London Heathrow's operator has put forward two options for a full-length third runway, to the west of the airport, to resolve the thorny issue of additional capacity for the hub.
The operator says the proposals for a 3,500m (11,480ft) runway, either to the north-west or south-west, are "radically different" options to the previously-considered notion of a short runway.
In a submission to the Airports Commission, set up to look at capacity options, the operator has retained a short-runway proposal - a 2,800m strip to the north.
But it points out that a runway located to the west would help cut noise by raising the height of the glidepath over the city.
"While there is still more work to be done on the precise detail, we believe they show why Heathrow should be included in the Commission's shortlist at the end of the year," it adds.
The full-length runways would raise annual capacity to 740,000 flights, more than the 702,000 offered by the short runway, and a 54% increase on the current limit.
All three runway options are "quicker and cheaper" than a newly-constructed replacement airport, costing £14-18 billion ($21-27 billion), and would provide additional capacity by 2025-29.
"Each option has its particular benefits, but Heathrow believes the two westerly options offer clear advantages," says the operator.
"They deliver a full-length third runway while minimising the impact on the local community from noise and compulsory house purchases."

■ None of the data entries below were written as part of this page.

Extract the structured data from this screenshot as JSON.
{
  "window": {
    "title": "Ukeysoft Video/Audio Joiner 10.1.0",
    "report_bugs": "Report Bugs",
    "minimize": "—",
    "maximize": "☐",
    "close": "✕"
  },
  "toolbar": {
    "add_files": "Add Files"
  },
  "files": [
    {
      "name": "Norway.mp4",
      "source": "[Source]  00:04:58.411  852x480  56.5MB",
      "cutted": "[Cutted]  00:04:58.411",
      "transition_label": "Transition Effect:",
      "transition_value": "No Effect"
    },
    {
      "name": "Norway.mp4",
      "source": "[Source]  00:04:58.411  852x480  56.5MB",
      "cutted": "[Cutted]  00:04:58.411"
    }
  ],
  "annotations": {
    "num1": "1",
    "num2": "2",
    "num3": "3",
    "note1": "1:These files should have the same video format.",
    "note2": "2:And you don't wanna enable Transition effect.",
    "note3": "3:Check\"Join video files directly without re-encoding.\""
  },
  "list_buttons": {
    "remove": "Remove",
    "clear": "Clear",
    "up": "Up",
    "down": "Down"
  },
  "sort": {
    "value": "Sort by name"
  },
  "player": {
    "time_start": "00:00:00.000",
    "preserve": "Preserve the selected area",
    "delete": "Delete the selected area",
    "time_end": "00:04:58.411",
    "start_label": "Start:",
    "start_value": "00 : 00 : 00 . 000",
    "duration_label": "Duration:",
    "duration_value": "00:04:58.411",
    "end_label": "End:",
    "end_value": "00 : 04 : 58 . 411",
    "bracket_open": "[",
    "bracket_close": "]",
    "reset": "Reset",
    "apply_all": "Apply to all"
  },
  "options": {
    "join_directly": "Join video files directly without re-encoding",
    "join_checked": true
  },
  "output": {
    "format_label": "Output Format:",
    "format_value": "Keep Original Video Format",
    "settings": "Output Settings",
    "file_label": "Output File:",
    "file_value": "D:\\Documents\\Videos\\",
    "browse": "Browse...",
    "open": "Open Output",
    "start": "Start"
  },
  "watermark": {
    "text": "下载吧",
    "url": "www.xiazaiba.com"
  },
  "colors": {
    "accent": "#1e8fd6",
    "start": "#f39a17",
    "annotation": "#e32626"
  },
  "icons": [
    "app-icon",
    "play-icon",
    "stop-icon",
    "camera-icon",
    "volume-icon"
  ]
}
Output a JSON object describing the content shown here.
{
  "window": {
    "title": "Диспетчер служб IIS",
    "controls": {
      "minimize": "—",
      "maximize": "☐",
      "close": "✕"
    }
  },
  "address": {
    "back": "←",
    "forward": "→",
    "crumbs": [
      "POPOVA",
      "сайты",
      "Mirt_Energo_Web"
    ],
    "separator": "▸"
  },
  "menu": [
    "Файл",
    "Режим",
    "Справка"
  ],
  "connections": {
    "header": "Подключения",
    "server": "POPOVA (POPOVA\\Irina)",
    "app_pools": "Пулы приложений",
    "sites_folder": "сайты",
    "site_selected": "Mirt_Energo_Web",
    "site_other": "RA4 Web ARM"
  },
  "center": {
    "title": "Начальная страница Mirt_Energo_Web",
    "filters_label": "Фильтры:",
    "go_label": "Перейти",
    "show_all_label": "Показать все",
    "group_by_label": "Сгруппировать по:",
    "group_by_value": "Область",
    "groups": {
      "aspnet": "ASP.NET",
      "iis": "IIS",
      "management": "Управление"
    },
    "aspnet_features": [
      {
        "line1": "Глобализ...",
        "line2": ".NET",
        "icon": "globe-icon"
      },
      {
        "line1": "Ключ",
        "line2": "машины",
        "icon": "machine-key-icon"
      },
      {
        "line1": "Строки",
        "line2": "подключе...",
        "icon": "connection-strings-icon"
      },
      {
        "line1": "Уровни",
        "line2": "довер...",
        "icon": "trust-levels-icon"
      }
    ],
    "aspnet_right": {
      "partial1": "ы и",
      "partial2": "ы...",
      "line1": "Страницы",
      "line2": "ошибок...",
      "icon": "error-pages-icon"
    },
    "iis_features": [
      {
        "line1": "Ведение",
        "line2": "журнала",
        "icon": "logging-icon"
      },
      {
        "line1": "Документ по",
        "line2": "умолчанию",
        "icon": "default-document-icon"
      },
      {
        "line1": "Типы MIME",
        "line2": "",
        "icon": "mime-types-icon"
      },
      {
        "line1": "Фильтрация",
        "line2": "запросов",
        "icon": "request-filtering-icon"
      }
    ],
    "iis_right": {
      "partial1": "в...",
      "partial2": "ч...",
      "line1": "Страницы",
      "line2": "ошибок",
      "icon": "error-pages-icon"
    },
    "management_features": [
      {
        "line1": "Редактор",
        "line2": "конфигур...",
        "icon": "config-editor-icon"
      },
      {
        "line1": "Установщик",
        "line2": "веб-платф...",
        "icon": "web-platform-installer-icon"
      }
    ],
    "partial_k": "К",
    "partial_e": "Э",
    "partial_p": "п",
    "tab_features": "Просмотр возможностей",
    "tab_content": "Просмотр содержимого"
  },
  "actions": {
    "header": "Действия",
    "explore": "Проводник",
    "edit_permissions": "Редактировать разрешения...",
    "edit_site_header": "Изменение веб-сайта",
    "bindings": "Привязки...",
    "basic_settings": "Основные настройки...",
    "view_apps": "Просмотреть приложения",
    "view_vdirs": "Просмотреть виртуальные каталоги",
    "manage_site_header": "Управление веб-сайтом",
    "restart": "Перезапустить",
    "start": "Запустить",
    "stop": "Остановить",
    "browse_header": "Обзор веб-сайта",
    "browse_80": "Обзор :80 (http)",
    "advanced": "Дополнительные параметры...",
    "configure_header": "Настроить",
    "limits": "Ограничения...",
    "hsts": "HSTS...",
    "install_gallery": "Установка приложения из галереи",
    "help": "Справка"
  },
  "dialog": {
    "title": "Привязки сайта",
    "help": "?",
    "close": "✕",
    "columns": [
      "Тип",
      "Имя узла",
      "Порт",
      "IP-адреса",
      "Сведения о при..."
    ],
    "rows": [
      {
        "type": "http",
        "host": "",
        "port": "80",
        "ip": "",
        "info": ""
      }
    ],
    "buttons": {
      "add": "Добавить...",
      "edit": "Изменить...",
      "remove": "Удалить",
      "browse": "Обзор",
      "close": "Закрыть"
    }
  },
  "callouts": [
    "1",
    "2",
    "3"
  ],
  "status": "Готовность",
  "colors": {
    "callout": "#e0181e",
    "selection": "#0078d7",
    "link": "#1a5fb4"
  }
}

Each full-length runway option would enable Heathrow to handle a total of 130 million passengers per year. The north-west runway would take "slightly longer" to build than a short north runway, while a south-west runway offers further benefits but is more costly and complex.